Over time, we see how this blue collar boy with no prospects is seduced by the promise of power and stature. Obviously, the play has resonances for our time.
Zeller, a passing character in the musical, has already recruited the Von Trapp’s butler Franz (Larry Buzzeo) to spy on the family and to romance the housekeeper Frau Schmidt (Carol Caselle) for even more intelligence. Turns out that Schmidt’s nephew Johan (Sahid Pabon) has been Rolfe’s lover for some time and they hang out at the athletic club where gays gather.
Suffice it to say that, without much subtlety or surprise, almost everyone gets backed into threatening, blackmailing and betraying almost everybody. The play suddenly gels in the final 15 minutes as the compromises close around Rolfe like a raw-grained noose. But the promised radicalization of the title is not completed unless the title is meant sardonically. By the end, Rolfe despises himself for what he has and is doing as the lights dim.
Director Andy Rogow does what he can but the script needs an overhaul. First, it’s hard to know quite what tone Bergh wants the play to strike. Just as the audience begins to get caught up in the increasing tension and threat, Bergh tosses in mood-spoiling meta-references like saying that Maria has confidence, or or she is clean and bright and smells like edelweiss.
Yet another shortcoming is that the “radicalization of Rolfe” really only takes up about 60 percent of the play; the rest has the other characters maneuvering and manipulating each other in scenes that have at best a marginal connection to Rolfe’s arc.

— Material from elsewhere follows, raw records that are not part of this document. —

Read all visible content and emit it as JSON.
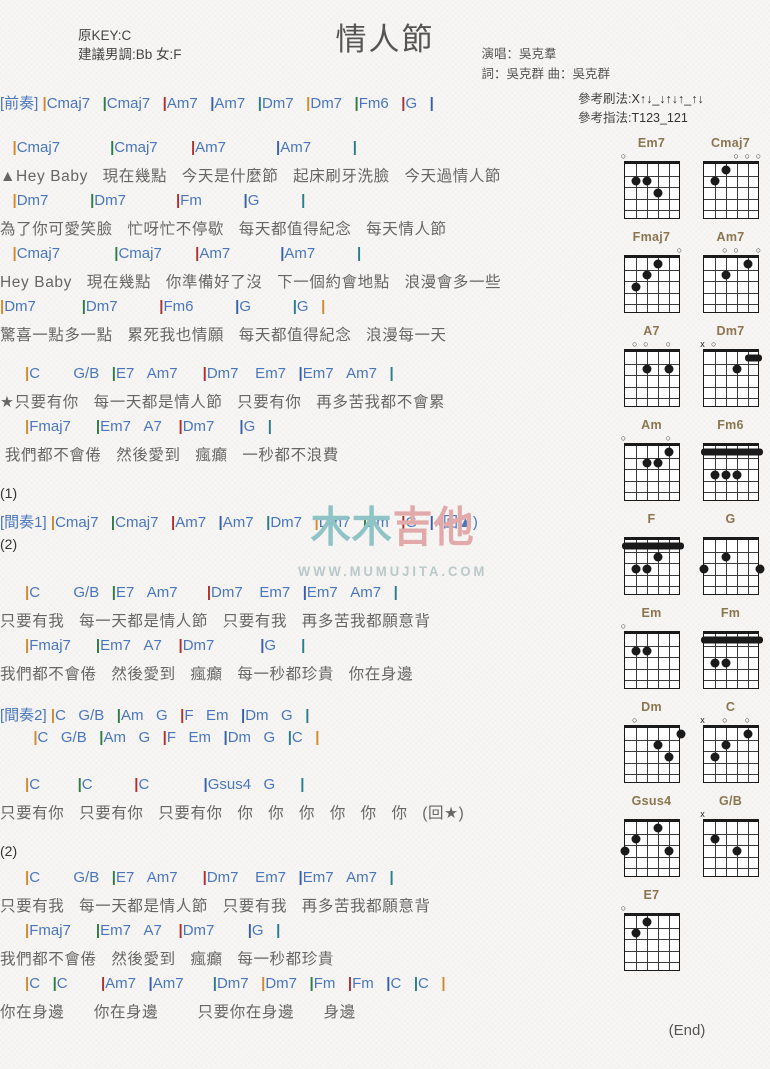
{
  "header": {
    "title": "情人節",
    "key_line1": "原KEY:C",
    "key_line2": "建議男調:Bb 女:F",
    "singer": "演唱：吳克羣",
    "writers": "詞：吳克群   曲：吳克群",
    "strum_label": "參考刷法:",
    "strum_value": "X↑↓_↓↑↓↑_↑↓",
    "finger_label": "參考指法:",
    "finger_value": "T123_121"
  },
  "watermark": {
    "text": "木木吉他",
    "url": "WWW.MUMUJITA.COM"
  },
  "end_label": "(End)",
  "sections": [
    {
      "id": "intro",
      "tag": "[前奏]",
      "lines": [
        {
          "type": "chords",
          "text": "[前奏] |Cmaj7   |Cmaj7   |Am7   |Am7   |Dm7   |Dm7   |Fm6   |G   |"
        }
      ]
    },
    {
      "id": "verse1",
      "lines": [
        {
          "type": "chords",
          "text": "   |Cmaj7            |Cmaj7        |Am7            |Am7          |"
        },
        {
          "type": "lyrics",
          "text": "▲Hey Baby   現在幾點   今天是什麼節   起床刷牙洗臉   今天過情人節"
        },
        {
          "type": "chords",
          "text": "   |Dm7          |Dm7            |Fm          |G          |"
        },
        {
          "type": "lyrics",
          "text": "為了你可愛笑臉   忙呀忙不停歇   每天都值得紀念   每天情人節"
        },
        {
          "type": "chords",
          "text": "   |Cmaj7             |Cmaj7        |Am7            |Am7          |"
        },
        {
          "type": "lyrics",
          "text": "Hey Baby   現在幾點   你準備好了沒   下一個約會地點   浪漫會多一些"
        },
        {
          "type": "chords",
          "text": "|Dm7           |Dm7          |Fm6          |G          |G   |"
        },
        {
          "type": "lyrics",
          "text": "驚喜一點多一點   累死我也情願   每天都值得紀念   浪漫每一天"
        }
      ]
    },
    {
      "id": "chorus1",
      "lines": [
        {
          "type": "chords",
          "text": "      |C        G/B   |E7   Am7      |Dm7    Em7   |Em7   Am7   |"
        },
        {
          "type": "lyrics",
          "text": "★只要有你   每一天都是情人節   只要有你   再多苦我都不會累"
        },
        {
          "type": "chords",
          "text": "      |Fmaj7      |Em7   A7    |Dm7      |G   |"
        },
        {
          "type": "lyrics",
          "text": " 我們都不會倦   然後愛到   瘋癲   一秒都不浪費"
        }
      ]
    },
    {
      "id": "interlude1",
      "lines": [
        {
          "type": "num",
          "text": "(1)"
        },
        {
          "type": "chords",
          "text": "[間奏1] |Cmaj7   |Cmaj7   |Am7   |Am7   |Dm7   |Dm7   |Fm   |G   | (回▲)"
        },
        {
          "type": "num",
          "text": "(2)"
        }
      ]
    },
    {
      "id": "chorus2",
      "lines": [
        {
          "type": "chords",
          "text": "      |C        G/B   |E7   Am7       |Dm7    Em7   |Em7   Am7   |"
        },
        {
          "type": "lyrics",
          "text": "只要有我   每一天都是情人節   只要有我   再多苦我都願意背"
        },
        {
          "type": "chords",
          "text": "      |Fmaj7      |Em7   A7    |Dm7           |G      |"
        },
        {
          "type": "lyrics",
          "text": "我們都不會倦   然後愛到   瘋癲   每一秒都珍貴   你在身邊"
        }
      ]
    },
    {
      "id": "interlude2",
      "lines": [
        {
          "type": "chords",
          "text": "[間奏2] |C   G/B   |Am   G   |F   Em   |Dm   G   |"
        },
        {
          "type": "chords",
          "text": "        |C   G/B   |Am   G   |F   Em   |Dm   G   |C   |"
        }
      ]
    },
    {
      "id": "breakdown",
      "lines": [
        {
          "type": "chords",
          "text": "      |C         |C          |C             |Gsus4   G      |"
        },
        {
          "type": "lyrics",
          "text": "只要有你   只要有你   只要有你   你   你   你   你   你   你   (回★)"
        }
      ]
    },
    {
      "id": "chorus3",
      "lines": [
        {
          "type": "num",
          "text": "(2)"
        },
        {
          "type": "chords",
          "text": "      |C        G/B   |E7   Am7      |Dm7    Em7   |Em7   Am7   |"
        },
        {
          "type": "lyrics",
          "text": "只要有我   每一天都是情人節   只要有我   再多苦我都願意背"
        },
        {
          "type": "chords",
          "text": "      |Fmaj7      |Em7   A7    |Dm7        |G   |"
        },
        {
          "type": "lyrics",
          "text": "我們都不會倦   然後愛到   瘋癲   每一秒都珍貴"
        },
        {
          "type": "chords",
          "text": "      |C   |C        |Am7   |Am7       |Dm7   |Dm7   |Fm   |Fm   |C   |C   |"
        },
        {
          "type": "lyrics",
          "text": "你在身邊      你在身邊        只要你在身邊      身邊"
        }
      ]
    }
  ],
  "chord_diagrams": [
    {
      "name": "Em7",
      "markers": [
        "o",
        "",
        "",
        "",
        "",
        ""
      ],
      "dots": [
        [
          2,
          2
        ],
        [
          3,
          2
        ],
        [
          4,
          3
        ]
      ],
      "barres": []
    },
    {
      "name": "Cmaj7",
      "markers": [
        "",
        "",
        "",
        "o",
        "o",
        "o"
      ],
      "dots": [
        [
          2,
          2
        ],
        [
          3,
          1
        ]
      ],
      "barres": []
    },
    {
      "name": "Fmaj7",
      "markers": [
        "",
        "",
        "",
        "",
        "",
        "o"
      ],
      "dots": [
        [
          2,
          3
        ],
        [
          3,
          2
        ],
        [
          4,
          1
        ]
      ],
      "barres": []
    },
    {
      "name": "Am7",
      "markers": [
        "",
        "",
        "o",
        "o",
        "",
        "o"
      ],
      "dots": [
        [
          3,
          2
        ],
        [
          5,
          1
        ]
      ],
      "barres": []
    },
    {
      "name": "A7",
      "markers": [
        "",
        "o",
        "o",
        "",
        "o",
        ""
      ],
      "dots": [
        [
          3,
          2
        ],
        [
          5,
          2
        ]
      ],
      "barres": []
    },
    {
      "name": "Dm7",
      "markers": [
        "x",
        "o",
        "",
        "",
        "",
        ""
      ],
      "dots": [
        [
          4,
          2
        ]
      ],
      "barres": [
        [
          5,
          6,
          1
        ]
      ]
    },
    {
      "name": "Am",
      "markers": [
        "o",
        "",
        "",
        "",
        "o",
        ""
      ],
      "dots": [
        [
          5,
          1
        ],
        [
          3,
          2
        ],
        [
          4,
          2
        ]
      ],
      "barres": []
    },
    {
      "name": "Fm6",
      "markers": [
        "",
        "",
        "",
        "",
        "",
        ""
      ],
      "dots": [
        [
          2,
          3
        ],
        [
          3,
          3
        ],
        [
          4,
          3
        ]
      ],
      "barres": [
        [
          1,
          6,
          1
        ]
      ]
    },
    {
      "name": "F",
      "markers": [
        "",
        "",
        "",
        "",
        "",
        ""
      ],
      "dots": [
        [
          4,
          2
        ],
        [
          2,
          3
        ],
        [
          3,
          3
        ]
      ],
      "barres": [
        [
          1,
          6,
          1
        ]
      ]
    },
    {
      "name": "G",
      "markers": [
        "",
        "",
        "",
        "",
        "",
        ""
      ],
      "dots": [
        [
          3,
          2
        ],
        [
          1,
          3
        ],
        [
          6,
          3
        ]
      ],
      "barres": []
    },
    {
      "name": "Em",
      "markers": [
        "o",
        "",
        "",
        "",
        "",
        ""
      ],
      "dots": [
        [
          2,
          2
        ],
        [
          3,
          2
        ]
      ],
      "barres": []
    },
    {
      "name": "Fm",
      "markers": [
        "",
        "",
        "",
        "",
        "",
        ""
      ],
      "dots": [
        [
          2,
          3
        ],
        [
          3,
          3
        ]
      ],
      "barres": [
        [
          1,
          6,
          1
        ]
      ]
    },
    {
      "name": "Dm",
      "markers": [
        "",
        "o",
        "",
        "",
        "",
        ""
      ],
      "dots": [
        [
          6,
          1
        ],
        [
          4,
          2
        ],
        [
          5,
          3
        ]
      ],
      "barres": []
    },
    {
      "name": "C",
      "markers": [
        "x",
        "",
        "o",
        "",
        "o",
        ""
      ],
      "dots": [
        [
          5,
          1
        ],
        [
          3,
          2
        ],
        [
          2,
          3
        ]
      ],
      "barres": []
    },
    {
      "name": "Gsus4",
      "markers": [
        "",
        "",
        "",
        "",
        "",
        ""
      ],
      "dots": [
        [
          4,
          1
        ],
        [
          2,
          2
        ],
        [
          1,
          3
        ],
        [
          5,
          3
        ]
      ],
      "barres": []
    },
    {
      "name": "G/B",
      "markers": [
        "x",
        "",
        "",
        "",
        "",
        ""
      ],
      "dots": [
        [
          2,
          2
        ],
        [
          4,
          3
        ]
      ],
      "barres": []
    },
    {
      "name": "E7",
      "markers": [
        "o",
        "",
        "",
        "",
        "",
        ""
      ],
      "dots": [
        [
          3,
          1
        ],
        [
          2,
          2
        ]
      ],
      "barres": []
    }
  ]
}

Ardean Landhuis’ simple set design was effective: a scenic view of the mountains flanked by large posters most likely seen in travel agent offices and large recruiting posters depicting beaming Hitler youth.

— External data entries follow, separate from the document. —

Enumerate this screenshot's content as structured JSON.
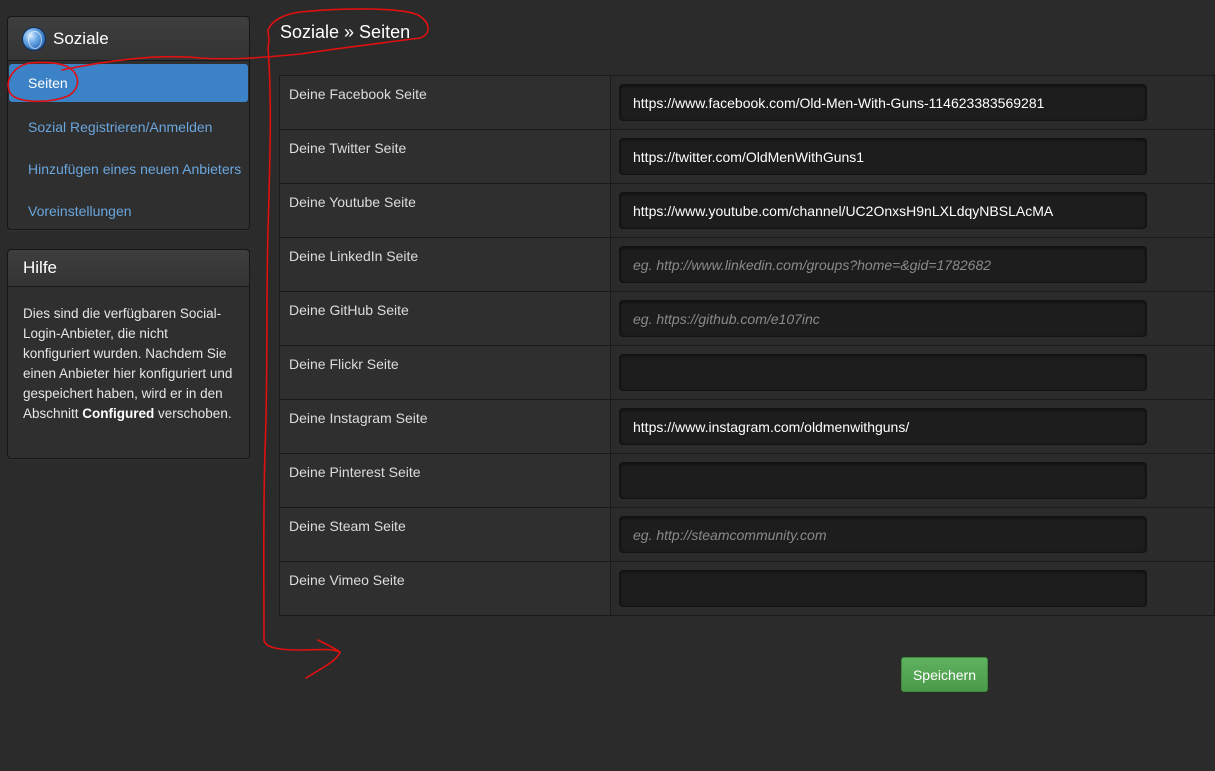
{
  "sidebar": {
    "title": "Soziale",
    "items": [
      {
        "label": "Seiten"
      },
      {
        "label": "Sozial Registrieren/Anmelden"
      },
      {
        "label": "Hinzufügen eines neuen Anbieters"
      },
      {
        "label": "Voreinstellungen"
      }
    ]
  },
  "help": {
    "title": "Hilfe",
    "text_before": "Dies sind die verfügbaren Social-Login-Anbieter, die nicht konfiguriert wurden. Nachdem Sie einen Anbieter hier konfiguriert und gespeichert haben, wird er in den Abschnitt ",
    "bold": "Configured",
    "text_after": " verschoben."
  },
  "page": {
    "title": "Soziale » Seiten"
  },
  "rows": [
    {
      "label": "Deine Facebook Seite",
      "value": "https://www.facebook.com/Old-Men-With-Guns-114623383569281",
      "placeholder": ""
    },
    {
      "label": "Deine Twitter Seite",
      "value": "https://twitter.com/OldMenWithGuns1",
      "placeholder": ""
    },
    {
      "label": "Deine Youtube Seite",
      "value": "https://www.youtube.com/channel/UC2OnxsH9nLXLdqyNBSLAcMA",
      "placeholder": ""
    },
    {
      "label": "Deine LinkedIn Seite",
      "value": "",
      "placeholder": "eg. http://www.linkedin.com/groups?home=&gid=1782682"
    },
    {
      "label": "Deine GitHub Seite",
      "value": "",
      "placeholder": "eg. https://github.com/e107inc"
    },
    {
      "label": "Deine Flickr Seite",
      "value": "",
      "placeholder": ""
    },
    {
      "label": "Deine Instagram Seite",
      "value": "https://www.instagram.com/oldmenwithguns/",
      "placeholder": ""
    },
    {
      "label": "Deine Pinterest Seite",
      "value": "",
      "placeholder": ""
    },
    {
      "label": "Deine Steam Seite",
      "value": "",
      "placeholder": "eg. http://steamcommunity.com"
    },
    {
      "label": "Deine Vimeo Seite",
      "value": "",
      "placeholder": ""
    }
  ],
  "buttons": {
    "save": "Speichern"
  },
  "colors": {
    "background": "#2b2b2b",
    "accent": "#3b82c6",
    "link": "#6aa6de",
    "save": "#5aab5a",
    "annotation": "#e01010"
  }
}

Critics should never judge a play based on what they would like to see it be; they should respect the vision of the artists. But it was almost impossible to dismiss the recurring chilling scene in Bob Fosse’s film of Cabaret of an Aryan youth singing “Tomorrow Belongs To Me.” Tracing that kid’s radicalization and psyche would have been fascinating.
The Radicalization of Rolfe runs through April 29 at the Island City Stage at the Abyss Theatre, 2304 N. Dixie Highway, in Wilton Manors, 954-519-2533, IslandCityStage.org, or email firstname.lastname@example.org. 8 p.m. Thursdays through Saturdays; 2 p.m. Saturdays; 5 p.m. Sundays. Running time two hours with one 15-minute intermission. Tickets are $45.
A word about parking: You may park in any of the spaces around the entire building in which the theatre is located, regardless of tow signs. In addition, you may park at the Poverello Live Well Center located behind the theatre (ignore the towing signs posted there). Please do not park in the retail space directly across the street from the Island City Stage front door.